According to Elite powerlifter Dave Tate the number one mistake he sees when people take on a heavy squat is:
Not engaging and tightening all four quadrants of the upper back before beginning the squat.
Not only does this help prevent injury but it should also allow you to move more weight more efficiently. Tate’s 50 second video showing what a tight upper back should look like can also be found at the end of this post. You can also check out Tate’s full post (linked below) for a full explanation and further details.
The article also has a number of useful comments posted by readers.

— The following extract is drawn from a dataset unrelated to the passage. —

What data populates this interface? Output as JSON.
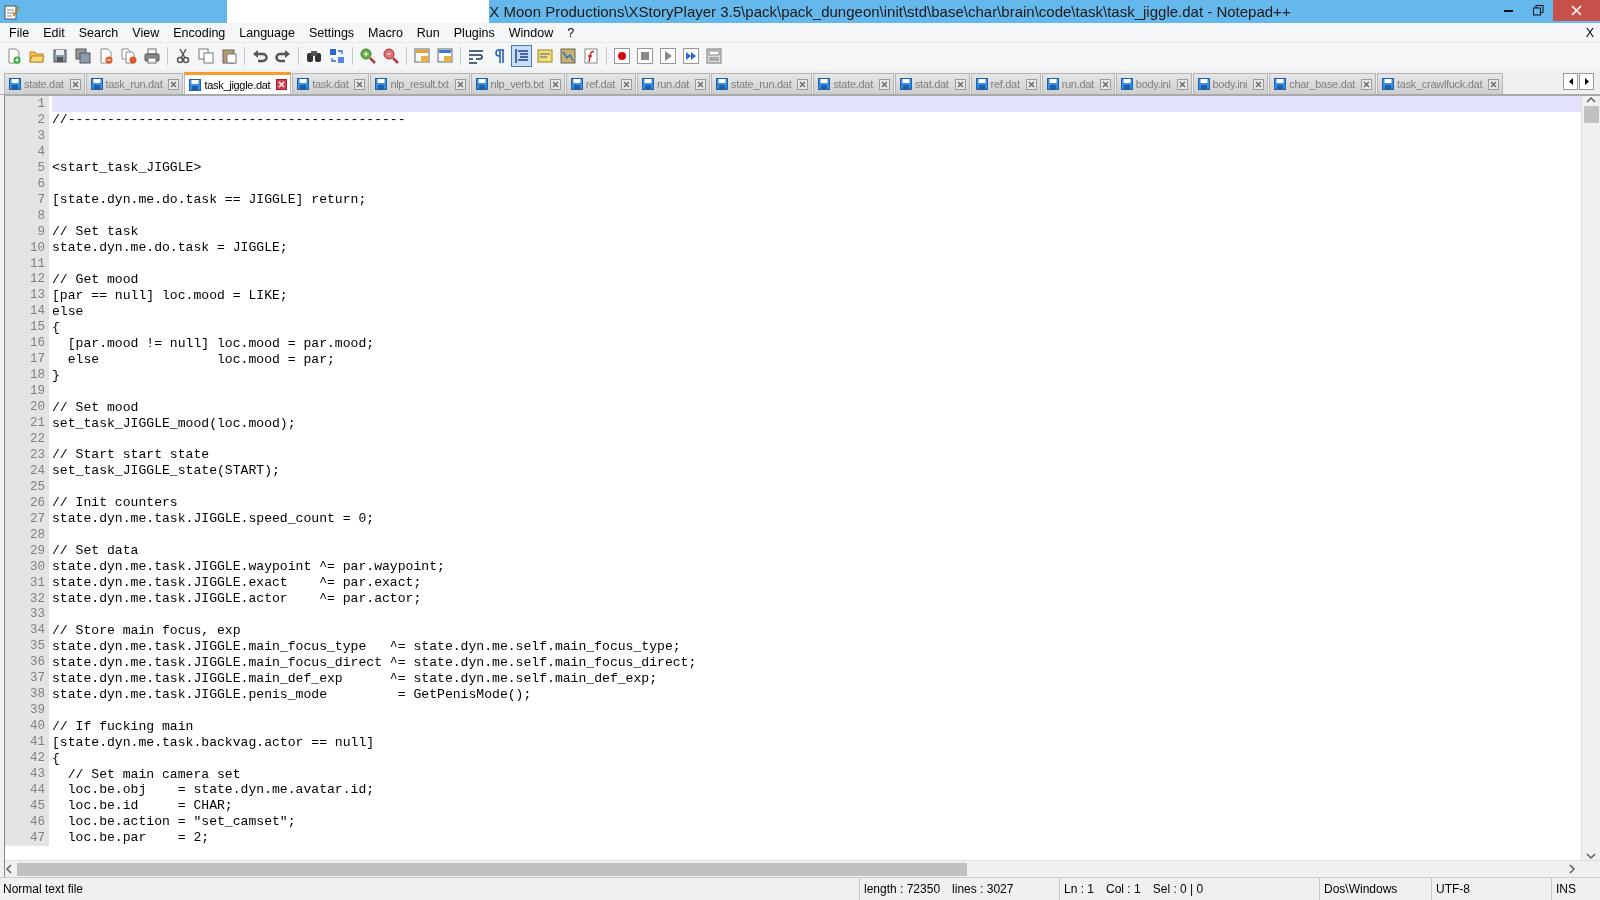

One of the best is the mental cues lifter John Olson provides to ensure he’s got his upper back tight pre-lift:
First, I try to pretend I am trying to bend the bar over my traps like you see in the strongman competitions where they bend rebar over their shoulders.
Second, I try to give the bar a “hug” using the posterior chain muscles of the shoulder girdle.
File these two tips away and give them a try next time you’re back in the gym.